┌────────
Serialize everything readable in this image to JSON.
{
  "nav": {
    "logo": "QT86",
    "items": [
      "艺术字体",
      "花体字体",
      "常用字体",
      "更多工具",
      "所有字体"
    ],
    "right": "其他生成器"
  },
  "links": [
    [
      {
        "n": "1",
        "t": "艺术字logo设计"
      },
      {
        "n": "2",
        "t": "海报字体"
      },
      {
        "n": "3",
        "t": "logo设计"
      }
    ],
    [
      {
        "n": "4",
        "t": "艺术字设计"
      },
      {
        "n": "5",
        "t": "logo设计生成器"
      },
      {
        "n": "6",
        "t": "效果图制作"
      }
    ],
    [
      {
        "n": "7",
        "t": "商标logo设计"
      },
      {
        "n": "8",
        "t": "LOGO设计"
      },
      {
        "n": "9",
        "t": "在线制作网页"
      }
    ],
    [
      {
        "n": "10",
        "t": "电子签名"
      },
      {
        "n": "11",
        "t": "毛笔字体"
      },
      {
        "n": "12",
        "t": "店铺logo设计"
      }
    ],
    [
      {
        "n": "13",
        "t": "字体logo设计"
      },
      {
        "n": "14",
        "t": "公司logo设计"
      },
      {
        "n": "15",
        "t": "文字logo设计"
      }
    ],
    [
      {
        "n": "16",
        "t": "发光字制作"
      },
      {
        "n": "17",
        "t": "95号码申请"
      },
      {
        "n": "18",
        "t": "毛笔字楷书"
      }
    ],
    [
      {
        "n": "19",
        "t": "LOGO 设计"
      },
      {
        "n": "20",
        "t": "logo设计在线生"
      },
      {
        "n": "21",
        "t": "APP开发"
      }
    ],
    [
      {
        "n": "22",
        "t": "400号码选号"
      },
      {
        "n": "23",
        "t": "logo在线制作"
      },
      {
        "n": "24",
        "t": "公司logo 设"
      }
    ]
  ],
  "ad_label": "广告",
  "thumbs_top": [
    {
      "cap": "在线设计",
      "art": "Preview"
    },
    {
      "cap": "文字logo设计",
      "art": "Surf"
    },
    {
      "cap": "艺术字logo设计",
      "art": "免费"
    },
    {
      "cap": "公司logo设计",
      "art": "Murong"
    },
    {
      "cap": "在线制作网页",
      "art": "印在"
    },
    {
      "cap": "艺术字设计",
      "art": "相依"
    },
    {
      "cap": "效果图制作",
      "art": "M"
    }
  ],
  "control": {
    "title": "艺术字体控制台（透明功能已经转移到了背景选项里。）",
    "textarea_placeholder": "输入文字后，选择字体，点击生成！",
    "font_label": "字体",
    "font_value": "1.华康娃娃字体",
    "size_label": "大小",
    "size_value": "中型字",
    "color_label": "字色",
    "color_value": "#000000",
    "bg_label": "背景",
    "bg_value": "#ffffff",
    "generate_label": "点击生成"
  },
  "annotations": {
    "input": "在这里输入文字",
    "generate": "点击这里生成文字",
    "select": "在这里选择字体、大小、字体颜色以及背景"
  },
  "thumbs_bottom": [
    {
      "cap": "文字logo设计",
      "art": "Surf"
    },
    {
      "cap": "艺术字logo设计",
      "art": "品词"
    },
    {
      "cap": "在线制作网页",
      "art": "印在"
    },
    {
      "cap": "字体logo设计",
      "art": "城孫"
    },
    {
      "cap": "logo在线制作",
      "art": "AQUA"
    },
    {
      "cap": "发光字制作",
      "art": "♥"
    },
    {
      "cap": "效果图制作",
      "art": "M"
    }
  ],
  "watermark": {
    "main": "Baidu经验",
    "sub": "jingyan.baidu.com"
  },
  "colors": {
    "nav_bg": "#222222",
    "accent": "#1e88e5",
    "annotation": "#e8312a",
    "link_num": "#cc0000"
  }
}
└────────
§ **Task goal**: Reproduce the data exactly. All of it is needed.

§ **Solution to this exercise**:
Serialize everything readable in this image to JSON.
{
  "nav": {
    "logo": "QT86",
    "items": [
      "艺术字体",
      "花体字体",
      "常用字体",
      "更多工具",
      "所有字体"
    ],
    "right": "其他生成器"
  },
  "links": [
    [
      {
        "n": "1",
        "t": "艺术字logo设计"
      },
      {
        "n": "2",
        "t": "海报字体"
      },
      {
        "n": "3",
        "t": "logo设计"
      }
    ],
    [
      {
        "n": "4",
        "t": "艺术字设计"
      },
      {
        "n": "5",
        "t": "logo设计生成器"
      },
      {
        "n": "6",
        "t": "效果图制作"
      }
    ],
    [
      {
        "n": "7",
        "t": "商标logo设计"
      },
      {
        "n": "8",
        "t": "LOGO设计"
      },
      {
        "n": "9",
        "t": "在线制作网页"
      }
    ],
    [
      {
        "n": "10",
        "t": "电子签名"
      },
      {
        "n": "11",
        "t": "毛笔字体"
      },
      {
        "n": "12",
        "t": "店铺logo设计"
      }
    ],
    [
      {
        "n": "13",
        "t": "字体logo设计"
      },
      {
        "n": "14",
        "t": "公司logo设计"
      },
      {
        "n": "15",
        "t": "文字logo设计"
      }
    ],
    [
      {
        "n": "16",
        "t": "发光字制作"
      },
      {
        "n": "17",
        "t": "95号码申请"
      },
      {
        "n": "18",
        "t": "毛笔字楷书"
      }
    ],
    [
      {
        "n": "19",
        "t": "LOGO 设计"
      },
      {
        "n": "20",
        "t": "logo设计在线生"
      },
      {
        "n": "21",
        "t": "APP开发"
      }
    ],
    [
      {
        "n": "22",
        "t": "400号码选号"
      },
      {
        "n": "23",
        "t": "logo在线制作"
      },
      {
        "n": "24",
        "t": "公司logo 设"
      }
    ]
  ],
  "ad_label": "广告",
  "thumbs_top": [
    {
      "cap": "在线设计",
      "art": "Preview"
    },
    {
      "cap": "文字logo设计",
      "art": "Surf"
    },
    {
      "cap": "艺术字logo设计",
      "art": "免费"
    },
    {
      "cap": "公司logo设计",
      "art": "Murong"
    },
    {
      "cap": "在线制作网页",
      "art": "印在"
    },
    {
      "cap": "艺术字设计",
      "art": "相依"
    },
    {
      "cap": "效果图制作",
      "art": "M"
    }
  ],
  "control": {
    "title": "艺术字体控制台（透明功能已经转移到了背景选项里。）",
    "textarea_placeholder": "输入文字后，选择字体，点击生成！",
    "font_label": "字体",
    "font_value": "1.华康娃娃字体",
    "size_label": "大小",
    "size_value": "中型字",
    "color_label": "字色",
    "color_value": "#000000",
    "bg_label": "背景",
    "bg_value": "#ffffff",
    "generate_label": "点击生成"
  },
  "annotations": {
    "input": "在这里输入文字",
    "generate": "点击这里生成文字",
    "select": "在这里选择字体、大小、字体颜色以及背景"
  },
  "thumbs_bottom": [
    {
      "cap": "文字logo设计",
      "art": "Surf"
    },
    {
      "cap": "艺术字logo设计",
      "art": "品词"
    },
    {
      "cap": "在线制作网页",
      "art": "印在"
    },
    {
      "cap": "字体logo设计",
      "art": "城孫"
    },
    {
      "cap": "logo在线制作",
      "art": "AQUA"
    },
    {
      "cap": "发光字制作",
      "art": "♥"
    },
    {
      "cap": "效果图制作",
      "art": "M"
    }
  ],
  "watermark": {
    "main": "Baidu经验",
    "sub": "jingyan.baidu.com"
  },
  "colors": {
    "nav_bg": "#222222",
    "accent": "#1e88e5",
    "annotation": "#e8312a",
    "link_num": "#cc0000"
  }
}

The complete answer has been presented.